(App and web page records)
------
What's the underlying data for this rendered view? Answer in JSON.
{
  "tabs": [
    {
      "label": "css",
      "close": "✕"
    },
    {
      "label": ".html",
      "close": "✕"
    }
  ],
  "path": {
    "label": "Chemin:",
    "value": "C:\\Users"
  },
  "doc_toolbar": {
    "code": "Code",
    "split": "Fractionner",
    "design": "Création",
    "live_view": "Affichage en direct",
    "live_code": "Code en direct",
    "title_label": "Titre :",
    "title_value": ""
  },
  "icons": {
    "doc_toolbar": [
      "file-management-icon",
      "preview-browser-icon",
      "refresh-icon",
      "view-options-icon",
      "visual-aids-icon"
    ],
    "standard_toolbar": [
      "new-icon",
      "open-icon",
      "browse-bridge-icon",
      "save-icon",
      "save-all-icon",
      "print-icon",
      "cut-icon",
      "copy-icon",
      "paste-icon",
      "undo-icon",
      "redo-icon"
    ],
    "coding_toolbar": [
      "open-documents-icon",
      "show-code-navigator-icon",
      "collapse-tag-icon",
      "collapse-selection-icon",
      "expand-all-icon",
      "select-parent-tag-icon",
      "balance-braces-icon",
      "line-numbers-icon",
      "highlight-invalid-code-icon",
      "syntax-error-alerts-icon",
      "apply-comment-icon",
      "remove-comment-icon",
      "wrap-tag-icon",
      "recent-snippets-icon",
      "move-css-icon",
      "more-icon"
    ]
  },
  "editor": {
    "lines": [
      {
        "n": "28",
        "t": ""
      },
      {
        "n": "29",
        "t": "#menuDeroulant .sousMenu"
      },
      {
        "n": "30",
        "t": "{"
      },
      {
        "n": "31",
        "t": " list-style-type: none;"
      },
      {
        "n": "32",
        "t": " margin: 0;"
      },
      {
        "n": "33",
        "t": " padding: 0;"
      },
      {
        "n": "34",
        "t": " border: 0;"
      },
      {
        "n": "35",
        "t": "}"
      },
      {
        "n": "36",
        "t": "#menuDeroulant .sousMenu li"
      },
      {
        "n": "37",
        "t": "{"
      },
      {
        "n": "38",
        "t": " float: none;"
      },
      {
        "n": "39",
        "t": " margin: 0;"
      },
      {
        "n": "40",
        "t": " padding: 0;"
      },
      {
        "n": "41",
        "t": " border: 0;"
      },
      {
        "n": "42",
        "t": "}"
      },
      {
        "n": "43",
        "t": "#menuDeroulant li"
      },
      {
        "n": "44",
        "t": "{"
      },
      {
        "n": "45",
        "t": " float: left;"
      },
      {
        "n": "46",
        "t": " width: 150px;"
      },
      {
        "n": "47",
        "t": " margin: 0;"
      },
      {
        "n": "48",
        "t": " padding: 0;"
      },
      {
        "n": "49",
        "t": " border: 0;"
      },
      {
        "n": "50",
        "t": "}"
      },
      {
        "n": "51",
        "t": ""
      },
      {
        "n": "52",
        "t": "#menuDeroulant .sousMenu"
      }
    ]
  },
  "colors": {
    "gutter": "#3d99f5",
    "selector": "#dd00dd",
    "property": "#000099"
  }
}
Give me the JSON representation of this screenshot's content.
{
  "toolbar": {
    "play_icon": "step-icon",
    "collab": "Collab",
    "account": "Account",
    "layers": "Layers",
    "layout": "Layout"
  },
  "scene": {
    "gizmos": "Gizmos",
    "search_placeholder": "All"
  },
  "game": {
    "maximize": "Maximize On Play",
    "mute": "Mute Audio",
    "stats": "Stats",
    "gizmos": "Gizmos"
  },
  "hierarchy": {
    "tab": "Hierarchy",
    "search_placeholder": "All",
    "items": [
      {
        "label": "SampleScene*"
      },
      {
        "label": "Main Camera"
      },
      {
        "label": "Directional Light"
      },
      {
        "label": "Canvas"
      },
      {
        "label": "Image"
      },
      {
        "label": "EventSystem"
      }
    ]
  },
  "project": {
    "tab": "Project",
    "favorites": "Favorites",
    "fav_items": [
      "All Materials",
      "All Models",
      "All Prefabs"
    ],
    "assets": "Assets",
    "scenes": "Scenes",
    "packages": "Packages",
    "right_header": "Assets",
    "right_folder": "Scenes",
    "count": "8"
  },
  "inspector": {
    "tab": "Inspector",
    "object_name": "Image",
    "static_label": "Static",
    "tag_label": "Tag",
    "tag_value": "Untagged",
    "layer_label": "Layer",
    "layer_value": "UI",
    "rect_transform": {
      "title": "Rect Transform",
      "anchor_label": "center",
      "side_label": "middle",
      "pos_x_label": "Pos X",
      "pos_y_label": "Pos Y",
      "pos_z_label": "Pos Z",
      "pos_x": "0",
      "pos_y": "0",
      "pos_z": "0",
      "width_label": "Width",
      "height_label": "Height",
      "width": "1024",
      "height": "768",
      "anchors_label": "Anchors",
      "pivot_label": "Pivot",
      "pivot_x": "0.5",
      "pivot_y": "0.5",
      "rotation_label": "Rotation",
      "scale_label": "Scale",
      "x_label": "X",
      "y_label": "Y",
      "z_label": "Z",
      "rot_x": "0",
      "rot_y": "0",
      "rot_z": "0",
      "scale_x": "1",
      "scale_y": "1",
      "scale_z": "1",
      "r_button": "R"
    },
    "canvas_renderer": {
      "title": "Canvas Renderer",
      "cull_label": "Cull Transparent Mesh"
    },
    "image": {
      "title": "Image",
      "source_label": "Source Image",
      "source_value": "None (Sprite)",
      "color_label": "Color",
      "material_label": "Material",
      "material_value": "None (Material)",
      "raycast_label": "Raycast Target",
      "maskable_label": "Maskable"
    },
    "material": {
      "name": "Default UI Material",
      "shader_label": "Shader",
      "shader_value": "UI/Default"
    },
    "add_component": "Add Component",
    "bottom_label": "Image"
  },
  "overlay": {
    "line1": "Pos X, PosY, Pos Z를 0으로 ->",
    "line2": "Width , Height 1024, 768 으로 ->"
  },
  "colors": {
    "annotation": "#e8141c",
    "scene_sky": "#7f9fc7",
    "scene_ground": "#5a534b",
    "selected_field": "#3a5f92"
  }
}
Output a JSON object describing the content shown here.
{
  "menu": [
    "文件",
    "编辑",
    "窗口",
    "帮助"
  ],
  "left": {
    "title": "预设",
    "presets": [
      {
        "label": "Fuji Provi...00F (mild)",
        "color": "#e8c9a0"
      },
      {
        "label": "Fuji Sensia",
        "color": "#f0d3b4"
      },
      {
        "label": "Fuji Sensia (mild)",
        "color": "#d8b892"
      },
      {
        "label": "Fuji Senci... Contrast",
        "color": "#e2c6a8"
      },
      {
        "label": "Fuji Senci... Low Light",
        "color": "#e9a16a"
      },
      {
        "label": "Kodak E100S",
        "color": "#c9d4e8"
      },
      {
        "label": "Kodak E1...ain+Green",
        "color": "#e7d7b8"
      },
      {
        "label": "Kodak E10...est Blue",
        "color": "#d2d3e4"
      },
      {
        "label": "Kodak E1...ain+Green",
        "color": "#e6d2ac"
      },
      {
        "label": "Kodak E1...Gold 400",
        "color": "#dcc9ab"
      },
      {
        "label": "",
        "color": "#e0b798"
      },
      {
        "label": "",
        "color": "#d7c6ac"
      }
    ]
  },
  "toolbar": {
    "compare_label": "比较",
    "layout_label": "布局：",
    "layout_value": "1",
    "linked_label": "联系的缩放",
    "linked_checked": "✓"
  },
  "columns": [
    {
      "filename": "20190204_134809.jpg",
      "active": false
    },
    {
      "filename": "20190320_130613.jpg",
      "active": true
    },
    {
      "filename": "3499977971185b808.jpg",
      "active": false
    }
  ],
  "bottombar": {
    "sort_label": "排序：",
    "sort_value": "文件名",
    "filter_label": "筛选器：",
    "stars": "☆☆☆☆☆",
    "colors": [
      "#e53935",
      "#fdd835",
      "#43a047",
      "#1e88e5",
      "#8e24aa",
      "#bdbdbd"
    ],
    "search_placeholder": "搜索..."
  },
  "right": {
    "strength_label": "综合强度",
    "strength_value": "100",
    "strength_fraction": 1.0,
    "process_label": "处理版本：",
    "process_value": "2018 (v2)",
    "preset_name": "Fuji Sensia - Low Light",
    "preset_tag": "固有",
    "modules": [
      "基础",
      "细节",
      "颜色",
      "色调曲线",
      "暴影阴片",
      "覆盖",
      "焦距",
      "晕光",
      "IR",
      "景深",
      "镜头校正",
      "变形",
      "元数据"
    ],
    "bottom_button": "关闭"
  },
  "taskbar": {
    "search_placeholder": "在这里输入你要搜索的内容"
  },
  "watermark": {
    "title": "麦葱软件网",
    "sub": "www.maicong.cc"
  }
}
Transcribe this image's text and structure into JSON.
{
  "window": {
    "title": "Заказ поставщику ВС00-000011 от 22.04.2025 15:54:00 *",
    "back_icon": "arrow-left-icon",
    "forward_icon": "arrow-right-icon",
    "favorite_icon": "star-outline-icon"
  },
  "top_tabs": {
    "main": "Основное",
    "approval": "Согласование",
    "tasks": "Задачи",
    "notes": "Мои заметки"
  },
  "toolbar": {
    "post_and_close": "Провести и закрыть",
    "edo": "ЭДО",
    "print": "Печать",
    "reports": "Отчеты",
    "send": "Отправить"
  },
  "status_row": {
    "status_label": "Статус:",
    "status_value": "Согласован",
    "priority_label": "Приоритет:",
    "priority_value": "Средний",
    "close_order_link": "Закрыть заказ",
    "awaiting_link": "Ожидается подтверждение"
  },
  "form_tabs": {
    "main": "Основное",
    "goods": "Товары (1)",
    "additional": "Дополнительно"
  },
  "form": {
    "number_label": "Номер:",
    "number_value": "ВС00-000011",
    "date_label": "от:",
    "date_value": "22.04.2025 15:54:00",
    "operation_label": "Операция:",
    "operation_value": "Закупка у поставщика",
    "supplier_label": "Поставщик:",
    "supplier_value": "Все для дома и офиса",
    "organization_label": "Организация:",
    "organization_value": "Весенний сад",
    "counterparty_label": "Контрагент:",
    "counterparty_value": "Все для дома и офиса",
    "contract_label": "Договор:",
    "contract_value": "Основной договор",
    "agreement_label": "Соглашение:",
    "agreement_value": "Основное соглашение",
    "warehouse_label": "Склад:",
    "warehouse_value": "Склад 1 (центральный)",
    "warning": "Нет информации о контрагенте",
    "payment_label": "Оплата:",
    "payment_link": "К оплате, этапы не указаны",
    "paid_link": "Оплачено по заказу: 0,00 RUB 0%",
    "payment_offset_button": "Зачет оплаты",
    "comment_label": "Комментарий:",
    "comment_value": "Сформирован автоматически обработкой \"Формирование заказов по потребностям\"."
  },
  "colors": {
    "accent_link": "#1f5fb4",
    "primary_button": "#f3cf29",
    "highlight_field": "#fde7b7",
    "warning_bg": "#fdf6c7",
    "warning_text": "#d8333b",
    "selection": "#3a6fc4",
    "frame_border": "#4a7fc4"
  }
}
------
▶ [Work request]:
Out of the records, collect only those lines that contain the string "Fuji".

▶ [Your solution]:
        "label": "Fuji Provi...00F (mild)",
        "label": "Fuji Sensia",
        "label": "Fuji Sensia (mild)",
        "label": "Fuji Senci... Contrast",
        "label": "Fuji Senci... Low Light",
    "preset_name": "Fuji Sensia - Low Light",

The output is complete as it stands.